About a year ago on a cold September night in Duluth Minnesota, a nearly 120 year old synagogue burned down. It was a tragic fire. Churches and synagogues had been targets of hate crimes, and the early reporting reflected this fear. Less than a week after the fire, the police identified and arrested a suspect, a 36 year old homeless man. At 2:00 in the morning, he went in search of a place to sleep. He found a little shelter behind the synagogue and went inside. The small hut didn’t have a full roof. It was a Sukkah; Sukkot was approaching. He lit a small fire to keep warm. The fire got out of control and he went to a nearby gas station to call for help, but by the time he arrived, he heard the fire trucks on their way. He was arrested and immediately confessed and soon after pleaded guilty to a felony charge. He was not charge with a bias or hate crime because there was no intent to attack a synagogue or a Jewish community; he was just homeless and cold and careless.
No matter the motivation or lack thereof, losing a synagogue or finding graffiti on monuments in a cemetery is painful.
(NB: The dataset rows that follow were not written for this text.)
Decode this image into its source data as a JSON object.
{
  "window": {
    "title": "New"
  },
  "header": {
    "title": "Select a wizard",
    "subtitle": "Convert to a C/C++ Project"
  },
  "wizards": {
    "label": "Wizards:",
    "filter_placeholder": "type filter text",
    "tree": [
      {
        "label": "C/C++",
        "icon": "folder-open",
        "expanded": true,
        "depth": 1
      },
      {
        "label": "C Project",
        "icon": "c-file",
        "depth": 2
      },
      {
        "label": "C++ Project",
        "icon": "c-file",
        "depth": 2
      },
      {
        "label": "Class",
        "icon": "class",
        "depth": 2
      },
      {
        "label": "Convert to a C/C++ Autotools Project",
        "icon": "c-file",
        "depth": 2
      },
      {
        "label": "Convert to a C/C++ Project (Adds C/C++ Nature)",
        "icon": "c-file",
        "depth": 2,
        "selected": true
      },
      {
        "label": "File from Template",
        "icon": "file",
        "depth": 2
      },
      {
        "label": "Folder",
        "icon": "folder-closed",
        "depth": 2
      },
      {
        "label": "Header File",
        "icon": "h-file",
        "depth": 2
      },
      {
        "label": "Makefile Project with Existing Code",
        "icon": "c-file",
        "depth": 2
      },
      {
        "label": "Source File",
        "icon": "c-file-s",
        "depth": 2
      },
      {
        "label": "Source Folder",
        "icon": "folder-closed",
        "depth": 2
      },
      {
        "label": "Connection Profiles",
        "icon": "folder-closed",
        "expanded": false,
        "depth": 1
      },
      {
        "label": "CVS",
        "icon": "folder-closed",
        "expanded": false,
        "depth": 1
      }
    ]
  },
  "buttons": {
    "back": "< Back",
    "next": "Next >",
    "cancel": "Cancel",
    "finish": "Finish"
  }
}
But the outpouring of love and support from the community around us has reminded us that we live amongst a strongly supportive community. The day after we found the vandalism, a couple of the neighbors around the cemetery, on their own initiative, went over to scrub the paint off of the stones. They were joined by a women from Ann Arbor and several others who drove to the cemetery because they wanted to do something, as well as at least one person who stopped by to take care of their family’s gravestones.
Ed Miller, chair of the cemetery committee, and I received scores of emails, phone calls, and messages with offers of help, support, prayers, and contributions to upgrade the security of our cemetery. The notes came from a multitude of Christian perspectives — Catholic, Quaker, Presbyterian, Reformed, and Christian Reformed, among others — as well as Moslem, Hindu, and Unitarian, and Jewish communities around the country and world. We responded to each one with a sense of gratitude that we live in a community of caring, loving, people.
Hanukkah, beginning the evening of December 10, is a holiday celebrating light from the midst of darkness. The vandalism in our cemetery was an act of darkness, but the community’s response chased away the darkness with the light of love.
Hebrew Words of the Month:
- Kever – grave
- Beit K’varot – cemetery
- Beit Olam – cemetery (literally, eternal home)
- Matzeivah – monument